The fate of Auckland Road as a Healthy Street experiment is about to come under scrutiny. It is almost unbelievable that there would be any opposition to a Healthy Street, but sadly these questions need to be answered.
- Is this a democratic issue?
- Is the Climate Crisis relevant?
- Do Low Traffic Neighbourhoods work?
- Are measures to restrict motor vehicles being attempted elsewhere?
- Have any measures to restrict motor vehicles anywhere in the world not met with virulent opposition?
Is this a democratic issue?
Was the Scrutiny Committee called in before the unleashing of:
- 200 million miles of extra traffic on Croydon Streets from 2010 to 2019?
- or 3.9 billion miles on London’s residential roads between 2009 and 2019?
Yet here we are making judgment on an ‘unclassified road’ of 1.1 miles which carries around 10,000 journeys a day.
But yes, it is a democratic issue.
Reducing traffic and encouraging active travel is the policy of the democratically elected government, the democratically elected Mayor of London and democratically elected Croydon Council.
The council has published many documents over the years outlining their plans to reduce traffic and encourage active travel. Their latest election manifesto confirmed this commitment.
Local residents have been campaigning to reduce volume and speed of traffic for 10 years. This culminated in a meeting – Healthy Streets for All – in January 2020. Speakers included Steve Reed MP, Councillor Stuart King, then Cabinet Member for Transport at Croydon Council and local councillor Nina Degrads. Steve Reed even proposed a Low Traffic Neighbourhood!
Is all the above trumped by a small proportion of residents (15%) who oppose measures to reduce traffic and who are not representative of the community in terms of their affluence, age, or ethnicity?
Is the Climate Crisis relevant?
Transport remains the largest source of carbon dioxide emissions in the UK, accounting for 34 per cent in 2019. The country’s cars are now responsible for more CO2 than the entire power sector, for example.
More than half of vehicle journeys in Croydon are less than 3km. Surely this is an easy target to convert to active travel, provided there is safe space for people to cycle and walk (a primary objective of LTNs).
Do Low Traffic Neighbourhoods work?

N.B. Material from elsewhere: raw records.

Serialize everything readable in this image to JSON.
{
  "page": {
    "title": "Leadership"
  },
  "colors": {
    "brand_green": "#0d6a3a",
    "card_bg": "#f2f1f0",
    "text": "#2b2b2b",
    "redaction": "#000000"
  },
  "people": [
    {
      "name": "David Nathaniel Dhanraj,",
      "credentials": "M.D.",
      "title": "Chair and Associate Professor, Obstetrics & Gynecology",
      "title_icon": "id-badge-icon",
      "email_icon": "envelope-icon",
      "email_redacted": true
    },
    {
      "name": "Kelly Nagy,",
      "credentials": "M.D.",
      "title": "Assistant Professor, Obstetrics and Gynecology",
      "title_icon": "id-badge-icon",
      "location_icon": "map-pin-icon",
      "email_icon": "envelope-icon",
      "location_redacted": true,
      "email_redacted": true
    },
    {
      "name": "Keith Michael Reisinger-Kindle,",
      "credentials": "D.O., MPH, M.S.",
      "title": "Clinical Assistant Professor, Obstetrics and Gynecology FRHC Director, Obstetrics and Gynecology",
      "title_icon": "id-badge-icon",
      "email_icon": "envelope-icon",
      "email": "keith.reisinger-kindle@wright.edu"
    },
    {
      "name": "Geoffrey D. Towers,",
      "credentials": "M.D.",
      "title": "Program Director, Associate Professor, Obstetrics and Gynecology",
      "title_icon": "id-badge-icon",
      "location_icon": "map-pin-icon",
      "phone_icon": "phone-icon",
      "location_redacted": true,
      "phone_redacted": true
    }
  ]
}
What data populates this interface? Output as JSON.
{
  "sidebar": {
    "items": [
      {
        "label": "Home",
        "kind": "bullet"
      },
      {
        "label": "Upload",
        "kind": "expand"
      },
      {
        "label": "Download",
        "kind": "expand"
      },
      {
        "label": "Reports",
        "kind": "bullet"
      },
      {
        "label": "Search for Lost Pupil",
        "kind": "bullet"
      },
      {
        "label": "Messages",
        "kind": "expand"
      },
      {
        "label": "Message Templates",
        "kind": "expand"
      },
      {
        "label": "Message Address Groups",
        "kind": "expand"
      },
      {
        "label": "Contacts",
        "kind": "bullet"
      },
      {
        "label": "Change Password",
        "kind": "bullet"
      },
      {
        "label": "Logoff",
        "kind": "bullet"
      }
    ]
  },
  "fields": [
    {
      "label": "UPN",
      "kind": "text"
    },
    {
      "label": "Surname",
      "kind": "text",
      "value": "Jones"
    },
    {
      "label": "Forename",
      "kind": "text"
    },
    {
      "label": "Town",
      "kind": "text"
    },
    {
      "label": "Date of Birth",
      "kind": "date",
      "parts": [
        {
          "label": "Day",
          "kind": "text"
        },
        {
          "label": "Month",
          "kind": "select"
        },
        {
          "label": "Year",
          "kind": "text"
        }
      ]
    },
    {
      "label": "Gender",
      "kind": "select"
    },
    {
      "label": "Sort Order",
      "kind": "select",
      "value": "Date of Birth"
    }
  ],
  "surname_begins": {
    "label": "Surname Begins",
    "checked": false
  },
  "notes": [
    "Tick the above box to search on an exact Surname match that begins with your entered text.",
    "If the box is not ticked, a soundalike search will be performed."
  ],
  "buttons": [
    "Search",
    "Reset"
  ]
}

Silly question No.1. Of course they do, as demonstrated all over the world. Cities on the continent started more than 40 years ago and they are reaping the benefits of pleasant, safe, and unpolluted streets. Cycling levels are 13 times greater in the Netherlands.
Exhaustive monitoring of Waltham Forest LTN shows increases in active travel and decreases in road traffic injuries, car ownership and crime.
But was our short-lived experiment on Auckland Road a success?
Some measures to judge:
- Vast increase in walking; increase in cycling
- More children cycling to school and many, many more pupils wanting to
- Much reduced traffic
Is the experimental Healthy Street scheme better?
Yes, it is much better. It addresses all the issues of the original scheme:
- Emergency access
- Access to doctors’ surgery
- Disabled people access
- Residents access
- Access for teachers and social workers
- Direct routes for residents
But what about traffic on boundary roads?
Virtually all studies of road space reallocation show an overall reduction in traffic. This phenomenon is referred to as Evaporating Traffic. But in most cases there is an increase in traffic on boundary roads but this is nowhere near the decrease in overall traffic.
Does increased traffic on boundary roads prove the LTN is not working?
LTNs are not magic wands. They are the carrot. They provide safe space for people who are currently driving (on main roads too) to try out active travel and discover the benefits of a healthier life-style.
LTNs are not the cause of too much traffic on main roads. The cause is too much driving.
Those who want a decrease in traffic on main roads (and LTN supporters do) should be campaigning for the introduction of sticks: road user-charging; increases in fuel duty; reduced parking, and other carrots: more car clubs; parklets; better public transport.
Are measures to restrict motor vehicles being attempted elsewhere?
Silly question No.2. They are so successful that cities all over the world (including the land of the motor vehicle, USA) are creating People Friendly Streets.
London, New York, Paris…
Have any measures to restrict motor vehicles anywhere in the world not met with virulent opposition?
The response to any measures to restrict motor vehicles has been universally the same. Even in the Netherlands community leaders received death threats.
Waltham Forest LTN which initially attracted much hostility is no longer controversial.
Disinformation and the perverse misuse of data are also universal.
The car lobby will not go quietly. Neither did the smoking lobby and the fossil fuel industry.